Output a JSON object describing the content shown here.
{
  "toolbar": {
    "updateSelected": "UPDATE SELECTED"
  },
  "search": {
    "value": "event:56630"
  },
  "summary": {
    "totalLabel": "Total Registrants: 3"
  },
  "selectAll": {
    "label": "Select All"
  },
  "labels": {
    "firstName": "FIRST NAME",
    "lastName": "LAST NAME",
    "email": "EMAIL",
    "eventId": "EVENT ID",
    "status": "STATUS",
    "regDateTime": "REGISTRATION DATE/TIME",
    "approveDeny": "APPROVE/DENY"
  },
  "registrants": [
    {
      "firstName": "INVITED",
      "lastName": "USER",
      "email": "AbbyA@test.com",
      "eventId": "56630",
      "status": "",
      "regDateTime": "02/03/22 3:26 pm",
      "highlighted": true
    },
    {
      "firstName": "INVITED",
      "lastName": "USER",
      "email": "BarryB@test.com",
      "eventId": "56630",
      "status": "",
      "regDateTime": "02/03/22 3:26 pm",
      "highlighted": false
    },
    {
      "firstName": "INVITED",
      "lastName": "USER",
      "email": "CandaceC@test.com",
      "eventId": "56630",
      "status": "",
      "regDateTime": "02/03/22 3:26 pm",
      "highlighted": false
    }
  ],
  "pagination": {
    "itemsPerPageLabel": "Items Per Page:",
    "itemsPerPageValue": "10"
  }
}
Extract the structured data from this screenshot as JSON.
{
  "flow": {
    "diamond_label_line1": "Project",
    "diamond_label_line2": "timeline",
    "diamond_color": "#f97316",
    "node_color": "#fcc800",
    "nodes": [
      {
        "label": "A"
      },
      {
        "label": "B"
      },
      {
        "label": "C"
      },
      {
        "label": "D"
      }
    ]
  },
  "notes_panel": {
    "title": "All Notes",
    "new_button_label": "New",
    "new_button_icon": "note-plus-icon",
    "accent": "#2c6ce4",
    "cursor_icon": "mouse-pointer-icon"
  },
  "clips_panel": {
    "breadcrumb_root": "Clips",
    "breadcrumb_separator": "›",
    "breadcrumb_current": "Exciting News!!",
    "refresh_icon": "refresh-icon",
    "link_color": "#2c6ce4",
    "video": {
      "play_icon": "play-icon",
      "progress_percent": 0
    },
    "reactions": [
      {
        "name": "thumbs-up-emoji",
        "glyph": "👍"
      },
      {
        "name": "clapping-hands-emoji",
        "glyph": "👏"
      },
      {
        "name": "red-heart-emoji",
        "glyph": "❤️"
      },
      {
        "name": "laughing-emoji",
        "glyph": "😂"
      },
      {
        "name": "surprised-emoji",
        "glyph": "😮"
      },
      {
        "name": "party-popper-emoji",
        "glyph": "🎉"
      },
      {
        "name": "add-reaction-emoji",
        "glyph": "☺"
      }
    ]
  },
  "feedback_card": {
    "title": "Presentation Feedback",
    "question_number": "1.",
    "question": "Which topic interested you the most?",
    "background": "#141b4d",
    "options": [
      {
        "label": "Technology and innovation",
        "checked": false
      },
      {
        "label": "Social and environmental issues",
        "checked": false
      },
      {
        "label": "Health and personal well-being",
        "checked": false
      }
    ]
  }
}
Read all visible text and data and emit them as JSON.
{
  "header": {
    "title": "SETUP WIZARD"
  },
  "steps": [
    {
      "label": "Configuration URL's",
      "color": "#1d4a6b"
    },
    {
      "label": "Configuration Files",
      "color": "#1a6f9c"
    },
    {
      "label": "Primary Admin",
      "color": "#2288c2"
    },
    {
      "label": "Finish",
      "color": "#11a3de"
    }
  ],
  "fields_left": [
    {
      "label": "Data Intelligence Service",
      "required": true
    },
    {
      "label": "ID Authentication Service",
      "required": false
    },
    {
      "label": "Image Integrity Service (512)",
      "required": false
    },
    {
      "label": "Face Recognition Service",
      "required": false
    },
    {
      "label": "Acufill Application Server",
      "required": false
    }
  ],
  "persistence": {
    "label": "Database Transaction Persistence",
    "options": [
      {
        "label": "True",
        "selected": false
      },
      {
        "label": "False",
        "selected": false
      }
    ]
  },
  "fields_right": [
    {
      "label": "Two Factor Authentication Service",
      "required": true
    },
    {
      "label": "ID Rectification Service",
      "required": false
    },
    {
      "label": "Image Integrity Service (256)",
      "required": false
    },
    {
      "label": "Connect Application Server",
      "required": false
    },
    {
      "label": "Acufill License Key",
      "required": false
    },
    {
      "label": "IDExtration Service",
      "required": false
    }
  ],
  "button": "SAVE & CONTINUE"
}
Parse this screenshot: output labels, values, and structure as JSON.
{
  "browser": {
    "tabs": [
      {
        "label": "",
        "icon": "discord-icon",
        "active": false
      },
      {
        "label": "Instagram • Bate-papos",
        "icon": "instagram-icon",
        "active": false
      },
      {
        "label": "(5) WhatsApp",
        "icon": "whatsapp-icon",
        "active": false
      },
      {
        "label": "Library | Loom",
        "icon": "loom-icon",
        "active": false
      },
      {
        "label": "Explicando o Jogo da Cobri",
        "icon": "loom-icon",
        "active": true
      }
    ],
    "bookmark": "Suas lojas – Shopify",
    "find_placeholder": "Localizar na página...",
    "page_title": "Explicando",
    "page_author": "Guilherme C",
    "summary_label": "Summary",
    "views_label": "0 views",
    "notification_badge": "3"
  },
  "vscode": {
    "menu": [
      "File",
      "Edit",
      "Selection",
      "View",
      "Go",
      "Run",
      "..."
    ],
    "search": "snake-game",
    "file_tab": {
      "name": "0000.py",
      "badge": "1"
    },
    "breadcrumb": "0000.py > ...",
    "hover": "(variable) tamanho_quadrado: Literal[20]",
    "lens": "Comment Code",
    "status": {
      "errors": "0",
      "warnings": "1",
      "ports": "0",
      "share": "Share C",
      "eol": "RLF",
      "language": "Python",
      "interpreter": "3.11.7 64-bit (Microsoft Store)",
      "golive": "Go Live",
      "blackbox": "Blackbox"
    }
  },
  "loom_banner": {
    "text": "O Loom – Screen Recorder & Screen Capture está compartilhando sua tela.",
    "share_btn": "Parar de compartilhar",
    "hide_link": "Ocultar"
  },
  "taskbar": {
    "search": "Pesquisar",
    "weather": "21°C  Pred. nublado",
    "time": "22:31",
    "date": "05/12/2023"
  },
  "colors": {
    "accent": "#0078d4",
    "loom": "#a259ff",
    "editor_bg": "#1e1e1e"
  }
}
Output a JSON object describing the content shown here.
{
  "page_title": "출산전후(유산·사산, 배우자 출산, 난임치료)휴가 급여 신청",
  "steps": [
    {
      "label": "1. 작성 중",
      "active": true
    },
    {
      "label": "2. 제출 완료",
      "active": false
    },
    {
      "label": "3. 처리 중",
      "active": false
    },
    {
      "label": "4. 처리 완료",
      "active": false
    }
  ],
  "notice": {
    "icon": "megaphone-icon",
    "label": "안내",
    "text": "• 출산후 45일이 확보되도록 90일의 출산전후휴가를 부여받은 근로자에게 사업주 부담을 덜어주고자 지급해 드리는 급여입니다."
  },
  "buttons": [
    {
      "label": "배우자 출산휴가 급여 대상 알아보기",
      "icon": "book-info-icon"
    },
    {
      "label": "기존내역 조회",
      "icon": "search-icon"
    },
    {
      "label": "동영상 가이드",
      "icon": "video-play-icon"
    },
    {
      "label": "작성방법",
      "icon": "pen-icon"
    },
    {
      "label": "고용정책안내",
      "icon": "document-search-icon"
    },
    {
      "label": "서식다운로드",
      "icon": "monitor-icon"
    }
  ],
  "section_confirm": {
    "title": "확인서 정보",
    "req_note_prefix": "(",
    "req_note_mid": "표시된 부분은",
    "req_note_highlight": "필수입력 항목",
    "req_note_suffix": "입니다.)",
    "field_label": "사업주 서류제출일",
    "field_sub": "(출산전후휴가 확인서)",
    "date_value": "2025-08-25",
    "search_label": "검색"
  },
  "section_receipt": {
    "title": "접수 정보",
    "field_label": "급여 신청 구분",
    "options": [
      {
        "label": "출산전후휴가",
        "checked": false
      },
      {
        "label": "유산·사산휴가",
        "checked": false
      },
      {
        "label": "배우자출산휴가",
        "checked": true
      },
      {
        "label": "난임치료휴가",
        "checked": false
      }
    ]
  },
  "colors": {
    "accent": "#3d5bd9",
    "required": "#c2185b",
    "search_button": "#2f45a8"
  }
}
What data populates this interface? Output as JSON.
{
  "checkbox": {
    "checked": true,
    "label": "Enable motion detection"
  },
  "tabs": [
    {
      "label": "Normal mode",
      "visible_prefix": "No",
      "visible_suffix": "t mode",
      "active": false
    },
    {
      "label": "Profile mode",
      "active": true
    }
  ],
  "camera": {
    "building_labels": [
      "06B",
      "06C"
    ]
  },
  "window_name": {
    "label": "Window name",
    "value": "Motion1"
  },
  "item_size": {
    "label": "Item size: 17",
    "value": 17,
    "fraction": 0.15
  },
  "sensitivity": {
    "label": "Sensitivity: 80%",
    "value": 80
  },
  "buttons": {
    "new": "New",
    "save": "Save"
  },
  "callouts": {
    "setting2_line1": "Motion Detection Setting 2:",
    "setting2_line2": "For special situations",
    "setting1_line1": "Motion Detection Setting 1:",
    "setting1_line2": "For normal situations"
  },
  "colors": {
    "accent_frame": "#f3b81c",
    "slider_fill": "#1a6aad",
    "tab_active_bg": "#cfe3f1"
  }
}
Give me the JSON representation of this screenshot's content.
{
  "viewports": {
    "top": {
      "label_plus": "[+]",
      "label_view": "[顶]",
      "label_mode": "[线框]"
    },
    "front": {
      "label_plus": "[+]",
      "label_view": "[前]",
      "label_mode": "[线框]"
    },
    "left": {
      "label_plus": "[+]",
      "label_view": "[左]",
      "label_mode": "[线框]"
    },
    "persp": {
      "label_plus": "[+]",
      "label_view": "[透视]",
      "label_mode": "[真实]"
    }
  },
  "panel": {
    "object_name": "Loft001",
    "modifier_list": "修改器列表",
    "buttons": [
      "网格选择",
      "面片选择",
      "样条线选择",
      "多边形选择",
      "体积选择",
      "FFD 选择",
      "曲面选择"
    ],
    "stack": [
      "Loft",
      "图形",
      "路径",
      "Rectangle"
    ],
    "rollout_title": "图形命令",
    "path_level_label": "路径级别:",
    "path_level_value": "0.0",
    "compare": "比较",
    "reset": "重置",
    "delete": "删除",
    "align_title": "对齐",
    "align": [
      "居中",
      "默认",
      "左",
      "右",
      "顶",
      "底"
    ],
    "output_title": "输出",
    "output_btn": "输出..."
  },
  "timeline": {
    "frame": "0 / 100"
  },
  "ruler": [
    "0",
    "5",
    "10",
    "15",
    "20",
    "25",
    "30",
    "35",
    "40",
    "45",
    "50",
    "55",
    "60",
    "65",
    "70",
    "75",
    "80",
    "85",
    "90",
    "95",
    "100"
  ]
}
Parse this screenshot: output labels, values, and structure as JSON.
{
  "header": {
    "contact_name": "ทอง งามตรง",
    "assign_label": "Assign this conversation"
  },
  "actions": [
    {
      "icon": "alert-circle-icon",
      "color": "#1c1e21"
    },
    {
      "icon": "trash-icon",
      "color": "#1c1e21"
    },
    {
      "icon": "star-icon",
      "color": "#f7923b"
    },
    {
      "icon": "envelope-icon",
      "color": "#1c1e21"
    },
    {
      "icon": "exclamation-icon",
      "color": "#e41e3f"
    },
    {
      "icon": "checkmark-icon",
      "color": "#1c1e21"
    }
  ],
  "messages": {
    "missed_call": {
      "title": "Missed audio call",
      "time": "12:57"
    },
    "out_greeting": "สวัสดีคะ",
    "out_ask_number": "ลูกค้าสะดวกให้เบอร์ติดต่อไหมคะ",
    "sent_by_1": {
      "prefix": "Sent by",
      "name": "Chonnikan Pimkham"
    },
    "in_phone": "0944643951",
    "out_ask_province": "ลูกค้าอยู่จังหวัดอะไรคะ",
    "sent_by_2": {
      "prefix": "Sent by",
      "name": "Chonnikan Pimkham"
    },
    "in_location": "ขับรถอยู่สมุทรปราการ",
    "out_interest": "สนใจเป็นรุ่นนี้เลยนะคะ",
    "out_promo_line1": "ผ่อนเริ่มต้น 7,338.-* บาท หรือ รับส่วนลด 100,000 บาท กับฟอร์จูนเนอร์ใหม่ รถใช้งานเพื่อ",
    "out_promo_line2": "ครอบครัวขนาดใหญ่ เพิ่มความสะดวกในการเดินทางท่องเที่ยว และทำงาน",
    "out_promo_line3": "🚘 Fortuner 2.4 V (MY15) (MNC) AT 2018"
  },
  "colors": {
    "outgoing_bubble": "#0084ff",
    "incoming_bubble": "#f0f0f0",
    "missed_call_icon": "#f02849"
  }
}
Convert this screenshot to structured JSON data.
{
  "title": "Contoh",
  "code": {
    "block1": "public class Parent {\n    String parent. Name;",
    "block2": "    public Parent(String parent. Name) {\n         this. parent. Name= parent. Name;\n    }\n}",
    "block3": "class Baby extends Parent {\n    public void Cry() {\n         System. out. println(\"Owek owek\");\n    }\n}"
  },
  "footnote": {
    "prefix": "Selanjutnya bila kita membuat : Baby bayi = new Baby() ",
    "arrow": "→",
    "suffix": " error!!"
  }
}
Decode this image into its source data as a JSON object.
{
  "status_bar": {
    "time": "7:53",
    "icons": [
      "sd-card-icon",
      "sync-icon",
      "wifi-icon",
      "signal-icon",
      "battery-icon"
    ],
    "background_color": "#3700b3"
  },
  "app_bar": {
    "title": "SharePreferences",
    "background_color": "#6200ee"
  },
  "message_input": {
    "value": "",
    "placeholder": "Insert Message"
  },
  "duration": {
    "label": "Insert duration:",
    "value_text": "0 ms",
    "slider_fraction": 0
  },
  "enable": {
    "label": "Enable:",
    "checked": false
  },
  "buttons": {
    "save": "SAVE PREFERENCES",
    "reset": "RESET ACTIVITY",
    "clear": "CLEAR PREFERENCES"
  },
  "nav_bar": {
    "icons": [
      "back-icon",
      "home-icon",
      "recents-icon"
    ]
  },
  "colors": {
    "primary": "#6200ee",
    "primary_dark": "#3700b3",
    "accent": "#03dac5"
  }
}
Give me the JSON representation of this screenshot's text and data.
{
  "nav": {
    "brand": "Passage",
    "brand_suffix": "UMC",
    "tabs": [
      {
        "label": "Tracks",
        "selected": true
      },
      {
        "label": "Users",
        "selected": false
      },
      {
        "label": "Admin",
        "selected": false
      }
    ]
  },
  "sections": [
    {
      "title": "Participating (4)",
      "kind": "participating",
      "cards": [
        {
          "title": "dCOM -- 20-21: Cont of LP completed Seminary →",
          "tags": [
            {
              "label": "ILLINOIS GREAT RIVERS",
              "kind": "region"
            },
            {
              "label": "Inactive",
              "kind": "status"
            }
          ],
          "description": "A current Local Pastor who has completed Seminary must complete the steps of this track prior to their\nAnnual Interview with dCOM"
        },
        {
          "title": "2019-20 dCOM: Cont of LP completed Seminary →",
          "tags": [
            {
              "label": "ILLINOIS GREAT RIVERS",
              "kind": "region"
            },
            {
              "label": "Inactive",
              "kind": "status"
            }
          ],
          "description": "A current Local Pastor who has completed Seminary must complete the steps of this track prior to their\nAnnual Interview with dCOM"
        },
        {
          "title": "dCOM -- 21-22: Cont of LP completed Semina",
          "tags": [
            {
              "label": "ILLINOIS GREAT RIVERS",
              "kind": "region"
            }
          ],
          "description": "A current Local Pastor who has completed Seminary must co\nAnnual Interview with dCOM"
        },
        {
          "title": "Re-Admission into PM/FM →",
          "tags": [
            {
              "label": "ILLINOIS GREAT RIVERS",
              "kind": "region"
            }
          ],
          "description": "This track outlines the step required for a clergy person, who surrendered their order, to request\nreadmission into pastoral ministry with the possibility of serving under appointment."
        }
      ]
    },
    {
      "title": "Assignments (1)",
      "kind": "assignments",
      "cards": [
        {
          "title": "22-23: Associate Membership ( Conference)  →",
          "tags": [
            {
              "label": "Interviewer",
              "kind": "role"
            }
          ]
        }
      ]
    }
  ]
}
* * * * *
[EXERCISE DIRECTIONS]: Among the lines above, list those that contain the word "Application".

[WRITTEN SOLUTION]:
      "label": "Acufill Application Server",
      "label": "Connect Application Server",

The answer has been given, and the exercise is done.